(3.)THE decision in regard to items 1 to 5 turns purely on the question of onus. THE Collector of central Excise as well as the central Board of Revenue held that the onus of proving the import of the goods lay on the appellant. THEre is no evidence adduced by the customs authorities to establish the offence of the appellant, namely, that the goods were smuggled into India after the raising of the customs barrier against Pakistan in March 1948. So too, on the part of the appellant, except his statement made at the time of seizure of the goods and also at the time of the inquiry that he brought them with him into India in 1947, no other acceptable evidence has been adduced.
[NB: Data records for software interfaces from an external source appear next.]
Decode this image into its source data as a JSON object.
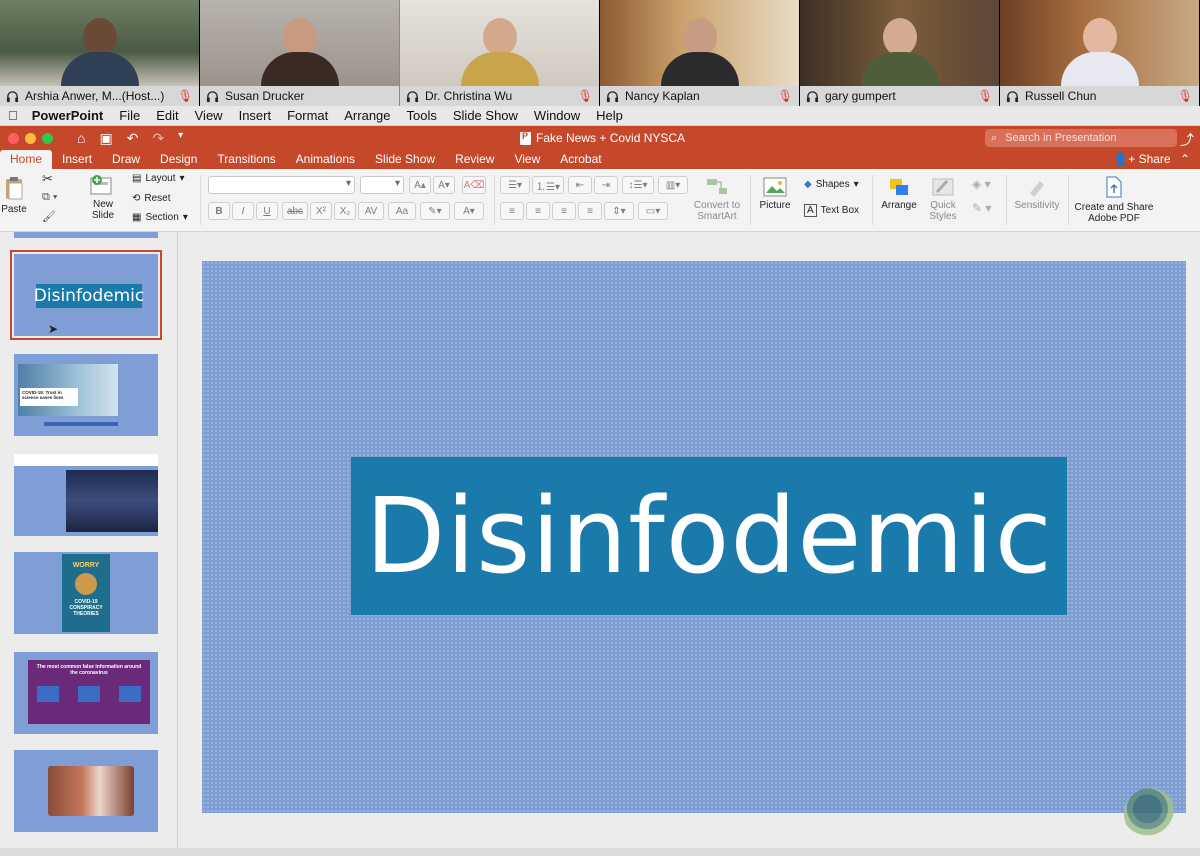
{
  "zoom": {
    "participants": [
      {
        "name": "Arshia Anwer, M...(Host...)",
        "muted": true,
        "active": false
      },
      {
        "name": "Susan Drucker",
        "muted": false,
        "active": true
      },
      {
        "name": "Dr. Christina Wu",
        "muted": true,
        "active": false
      },
      {
        "name": "Nancy Kaplan",
        "muted": true,
        "active": false
      },
      {
        "name": "gary gumpert",
        "muted": true,
        "active": false
      },
      {
        "name": "Russell Chun",
        "muted": true,
        "active": false
      }
    ]
  },
  "menubar": {
    "app": "PowerPoint",
    "items": [
      "File",
      "Edit",
      "View",
      "Insert",
      "Format",
      "Arrange",
      "Tools",
      "Slide Show",
      "Window",
      "Help"
    ]
  },
  "titlebar": {
    "doc_title": "Fake News + Covid NYSCA",
    "search_placeholder": "Search in Presentation"
  },
  "ribbon": {
    "tabs": [
      "Home",
      "Insert",
      "Draw",
      "Design",
      "Transitions",
      "Animations",
      "Slide Show",
      "Review",
      "View",
      "Acrobat"
    ],
    "active_tab": "Home",
    "share_label": "Share",
    "paste": "Paste",
    "new_slide": "New Slide",
    "layout": "Layout",
    "reset": "Reset",
    "section": "Section",
    "convert_smartart": "Convert to SmartArt",
    "picture": "Picture",
    "shapes": "Shapes",
    "text_box": "Text Box",
    "arrange": "Arrange",
    "quick_styles": "Quick Styles",
    "sensitivity": "Sensitivity",
    "create_share_pdf": "Create and Share Adobe PDF"
  },
  "slide": {
    "title": "Disinfodemic"
  },
  "thumbnails": {
    "selected_title": "Disinfodemic",
    "t2_caption": "COVID-19: Trust in science saves lives",
    "t4_line1": "WORRY",
    "t4_line2": "COVID-19 CONSPIRACY THEORIES",
    "t5_caption": "The most common false information around the coronavirus"
  },
  "colors": {
    "ppt_orange": "#c5482a",
    "slide_bg": "#7e9ed4",
    "title_band": "#1a7aab",
    "active_speaker": "#2aa7e8"
  }
}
In the circumstances, the question of onus of proof becomes very important and the decision turns upon the question on whom the burden of proof lies..
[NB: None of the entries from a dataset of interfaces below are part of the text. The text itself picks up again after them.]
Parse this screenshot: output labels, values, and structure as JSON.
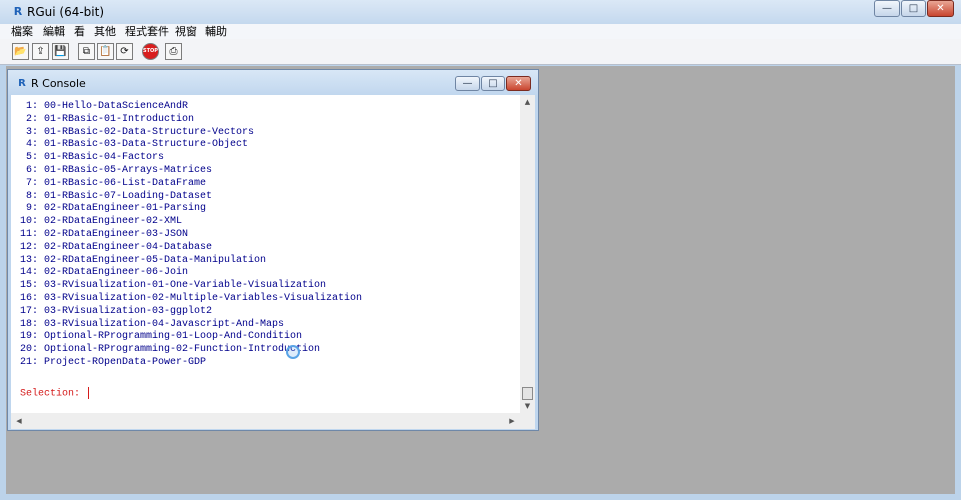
{
  "app": {
    "title": "RGui (64-bit)",
    "logo_letter": "R"
  },
  "window_buttons": {
    "minimize": "—",
    "maximize": "□",
    "close": "✕"
  },
  "menu": [
    "檔案",
    "編輯",
    "看",
    "其他",
    "程式套件",
    "視窗",
    "輔助"
  ],
  "toolbar": {
    "tools": [
      {
        "name": "open-script",
        "icon": "folder-open-icon",
        "glyph": "📂"
      },
      {
        "name": "load-workspace",
        "icon": "load-icon",
        "glyph": "⇪"
      },
      {
        "name": "save-workspace",
        "icon": "floppy-icon",
        "glyph": "💾"
      },
      {
        "name": "copy",
        "icon": "copy-icon",
        "glyph": "⧉"
      },
      {
        "name": "paste",
        "icon": "paste-icon",
        "glyph": "📋"
      },
      {
        "name": "copy-paste",
        "icon": "refresh-icon",
        "glyph": "⟳"
      },
      {
        "name": "stop",
        "icon": "stop-icon",
        "glyph": "STOP"
      },
      {
        "name": "print",
        "icon": "print-icon",
        "glyph": "⎙"
      }
    ]
  },
  "console": {
    "title": "R Console",
    "lines": [
      " 1: 00-Hello-DataScienceAndR",
      " 2: 01-RBasic-01-Introduction",
      " 3: 01-RBasic-02-Data-Structure-Vectors",
      " 4: 01-RBasic-03-Data-Structure-Object",
      " 5: 01-RBasic-04-Factors",
      " 6: 01-RBasic-05-Arrays-Matrices",
      " 7: 01-RBasic-06-List-DataFrame",
      " 8: 01-RBasic-07-Loading-Dataset",
      " 9: 02-RDataEngineer-01-Parsing",
      "10: 02-RDataEngineer-02-XML",
      "11: 02-RDataEngineer-03-JSON",
      "12: 02-RDataEngineer-04-Database",
      "13: 02-RDataEngineer-05-Data-Manipulation",
      "14: 02-RDataEngineer-06-Join",
      "15: 03-RVisualization-01-One-Variable-Visualization",
      "16: 03-RVisualization-02-Multiple-Variables-Visualization",
      "17: 03-RVisualization-03-ggplot2",
      "18: 03-RVisualization-04-Javascript-And-Maps",
      "19: Optional-RProgramming-01-Loop-And-Condition",
      "20: Optional-RProgramming-02-Function-Introduction",
      "21: Project-ROpenData-Power-GDP"
    ],
    "prompt": "Selection: "
  },
  "colors": {
    "output_text": "#00008b",
    "prompt_text": "#d51b1b",
    "mdi_background": "#ababab"
  }
}
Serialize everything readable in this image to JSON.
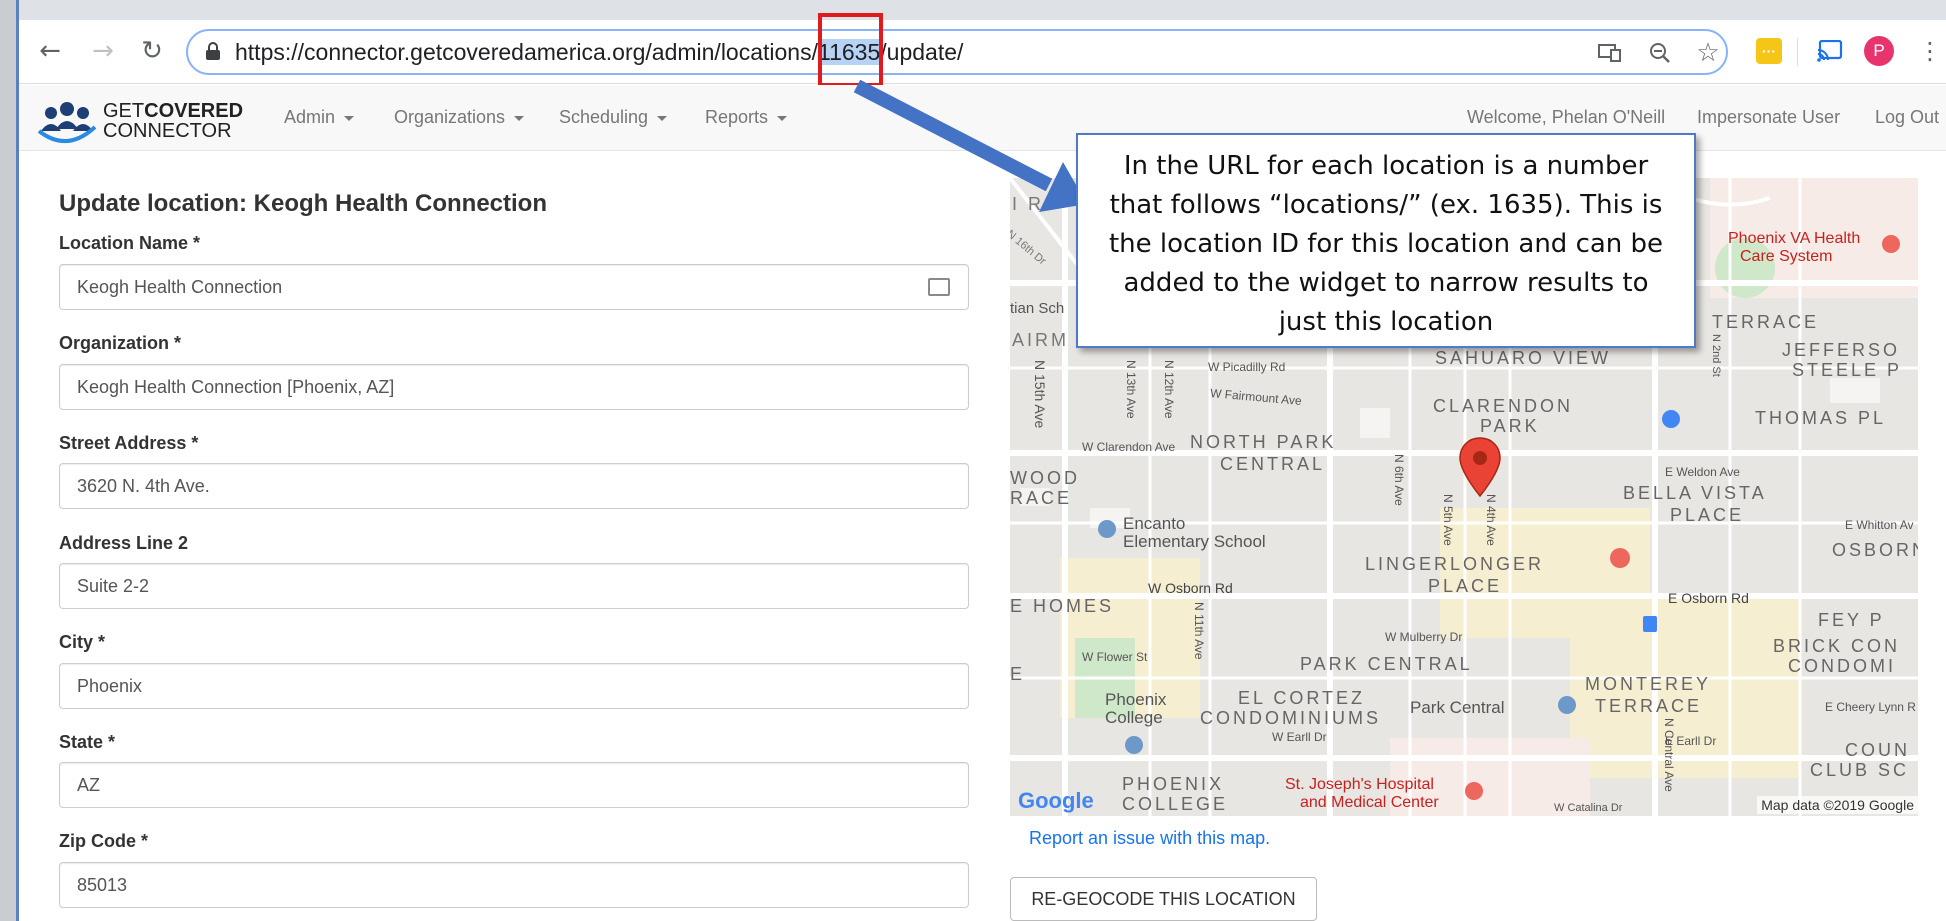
{
  "browser": {
    "url_before": "https://connector.getcoveredamerica.org/admin/locations/",
    "url_highlight": "11635",
    "url_after": "/update/",
    "profile_initial": "P"
  },
  "app": {
    "logo_light": "GET",
    "logo_bold": "COVERED",
    "logo_line2": "CONNECTOR",
    "menus": [
      "Admin",
      "Organizations",
      "Scheduling",
      "Reports"
    ],
    "welcome": "Welcome, Phelan O'Neill",
    "impersonate": "Impersonate User",
    "logout": "Log Out"
  },
  "form": {
    "title": "Update location:  Keogh Health Connection",
    "fields": [
      {
        "label": "Location Name *",
        "value": "Keogh Health Connection"
      },
      {
        "label": "Organization *",
        "value": "Keogh Health Connection [Phoenix, AZ]"
      },
      {
        "label": "Street Address *",
        "value": "3620 N. 4th Ave."
      },
      {
        "label": "Address Line 2",
        "value": "Suite 2-2"
      },
      {
        "label": "City *",
        "value": "Phoenix"
      },
      {
        "label": "State *",
        "value": "AZ"
      },
      {
        "label": "Zip Code *",
        "value": "85013"
      }
    ]
  },
  "map": {
    "report_link": "Report an issue with this map.",
    "regeocode_button": "RE-GEOCODE THIS LOCATION",
    "attribution": "Map data ©2019 Google",
    "google": "Google",
    "labels": {
      "va": "Phoenix VA Health",
      "va2": "Care System",
      "terrace": "TERRACE",
      "jefferson": "JEFFERSO",
      "steele": "STEELE P",
      "sahuaro": "SAHUARO VIEW",
      "clarendon": "CLARENDON",
      "park": "PARK",
      "thomas": "THOMAS PL",
      "northpark": "NORTH PARK",
      "central": "CENTRAL",
      "wood": "WOOD",
      "race": "RACE",
      "bellavista": "BELLA VISTA",
      "place": "PLACE",
      "encanto": "Encanto",
      "elementary": "Elementary School",
      "lingerlonger": "LINGERLONGER",
      "lplace": "PLACE",
      "osborn": "OSBORN",
      "homes": "E HOMES",
      "fey": "FEY P",
      "brick": "BRICK CON",
      "condomi": "CONDOMI",
      "parkcentral": "PARK CENTRAL",
      "monterey": "MONTEREY",
      "mterrace": "TERRACE",
      "elcortez": "EL CORTEZ",
      "condominiums": "CONDOMINIUMS",
      "parkcentral2": "Park Central",
      "phoenixcollege": "Phoenix",
      "college": "College",
      "country": "COUN",
      "club": "CLUB SC",
      "phoenixC": "PHOENIX",
      "collegeC": "COLLEGE",
      "stjoseph": "St. Joseph's Hospital",
      "medical": "and Medical Center",
      "ir": "I R",
      "aim": "AIRM",
      "tian": "tian Sch",
      "n16": "N 16th Dr",
      "n15ave": "N 15th Ave",
      "n13ave": "N 13th Ave",
      "n12ave": "N 12th Ave",
      "piccadilly": "W Picadilly Rd",
      "fairmount": "W Fairmount Ave",
      "clarendonave": "W Clarendon Ave",
      "weldon": "E Weldon Ave",
      "whitton": "E Whitton Av",
      "wosborn": "W Osborn Rd",
      "eosborn": "E Osborn Rd",
      "flower": "W Flower St",
      "mulberry": "W Mulberry Dr",
      "earll": "W Earll Dr",
      "eearll": "E Earll Dr",
      "cheery": "E Cheery Lynn R",
      "catalina": "W Catalina Dr",
      "n5ave": "N 5th Ave",
      "n4ave": "N 4th Ave",
      "n6ave": "N 6th Ave",
      "n2nd": "N 2nd St",
      "ncentral": "N Central Ave",
      "n11ave": "N 11th Ave",
      "e": "E"
    }
  },
  "callout": {
    "text": "In the URL for each location is a number that follows “locations/” (ex. 1635). This is the location ID for this location and can be added to the widget to narrow results to just this location"
  }
}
This court has held that a customs officer is not a judicial tribunal and that a proceeding before him is not a prosecution. But it cannot be denied that this relevant provisions of the Sea Customs Act and the Land Customs Act are penal in character. The appropriate customs authority is empowered to make an inquiry in respect of an offence alleged to have been committed by a person under the said Acts, summon and examine witnesses, decide whether an offence is committed, make an order of confiscation of the goods in respect of which the offence is committed and impose penalty on the person concerned ; see ss. 168 and 171A of the Sea Customs Act and ss. 5 and 7 of the Land Customs Act. To such a situation, though the provisions of the Code of Criminal Procedure or the Evidence Act may not apply except in so far as they are statutorily made applicable, the fundamental principles of criminal jurisprudence and of natural justice must necessarily apply. If so, the burden of proof is on the customs authorities and they have to bring home the guilt to the person alleged to have committed a particular offence under the said Acts by adducing satisfactory evidence. In the present case no such evidence is forthcoming; indeed there is no tittle of evidence to prove the case of the customs authorities. But it is said that the onus shifted to the appellant for three reasons, namely, (i) by reason of the provisions of s. 178A of the Sea Customs Act; (ii) by reason of s. 5 of the Land Customs Act; and (iii) by reason of s. 106 of the Evidence Act.